• [Task details]: Reproduce every record below exactly as it appears.

• [Supplied records]:
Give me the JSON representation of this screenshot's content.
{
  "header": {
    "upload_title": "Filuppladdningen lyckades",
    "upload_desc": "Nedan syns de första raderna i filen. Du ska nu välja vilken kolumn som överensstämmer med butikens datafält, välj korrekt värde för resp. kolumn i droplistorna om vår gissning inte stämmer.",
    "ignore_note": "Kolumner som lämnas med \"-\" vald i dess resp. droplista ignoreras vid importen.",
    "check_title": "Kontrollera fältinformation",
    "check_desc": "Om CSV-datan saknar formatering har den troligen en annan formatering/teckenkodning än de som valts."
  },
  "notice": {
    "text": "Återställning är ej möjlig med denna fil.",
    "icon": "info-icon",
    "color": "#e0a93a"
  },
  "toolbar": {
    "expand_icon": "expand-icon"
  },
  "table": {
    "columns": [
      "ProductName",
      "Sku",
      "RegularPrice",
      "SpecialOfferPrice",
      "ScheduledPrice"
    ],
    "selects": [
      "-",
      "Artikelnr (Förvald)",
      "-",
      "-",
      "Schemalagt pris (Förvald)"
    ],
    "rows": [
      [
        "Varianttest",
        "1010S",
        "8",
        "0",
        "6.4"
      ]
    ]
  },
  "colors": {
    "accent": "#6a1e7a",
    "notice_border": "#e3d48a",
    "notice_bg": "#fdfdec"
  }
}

• [Your solution]:
Give me the JSON representation of this screenshot's content.
{
  "header": {
    "upload_title": "Filuppladdningen lyckades",
    "upload_desc": "Nedan syns de första raderna i filen. Du ska nu välja vilken kolumn som överensstämmer med butikens datafält, välj korrekt värde för resp. kolumn i droplistorna om vår gissning inte stämmer.",
    "ignore_note": "Kolumner som lämnas med \"-\" vald i dess resp. droplista ignoreras vid importen.",
    "check_title": "Kontrollera fältinformation",
    "check_desc": "Om CSV-datan saknar formatering har den troligen en annan formatering/teckenkodning än de som valts."
  },
  "notice": {
    "text": "Återställning är ej möjlig med denna fil.",
    "icon": "info-icon",
    "color": "#e0a93a"
  },
  "toolbar": {
    "expand_icon": "expand-icon"
  },
  "table": {
    "columns": [
      "ProductName",
      "Sku",
      "RegularPrice",
      "SpecialOfferPrice",
      "ScheduledPrice"
    ],
    "selects": [
      "-",
      "Artikelnr (Förvald)",
      "-",
      "-",
      "Schemalagt pris (Förvald)"
    ],
    "rows": [
      [
        "Varianttest",
        "1010S",
        "8",
        "0",
        "6.4"
      ]
    ]
  },
  "colors": {
    "accent": "#6a1e7a",
    "notice_border": "#e3d48a",
    "notice_bg": "#fdfdec"
  }
}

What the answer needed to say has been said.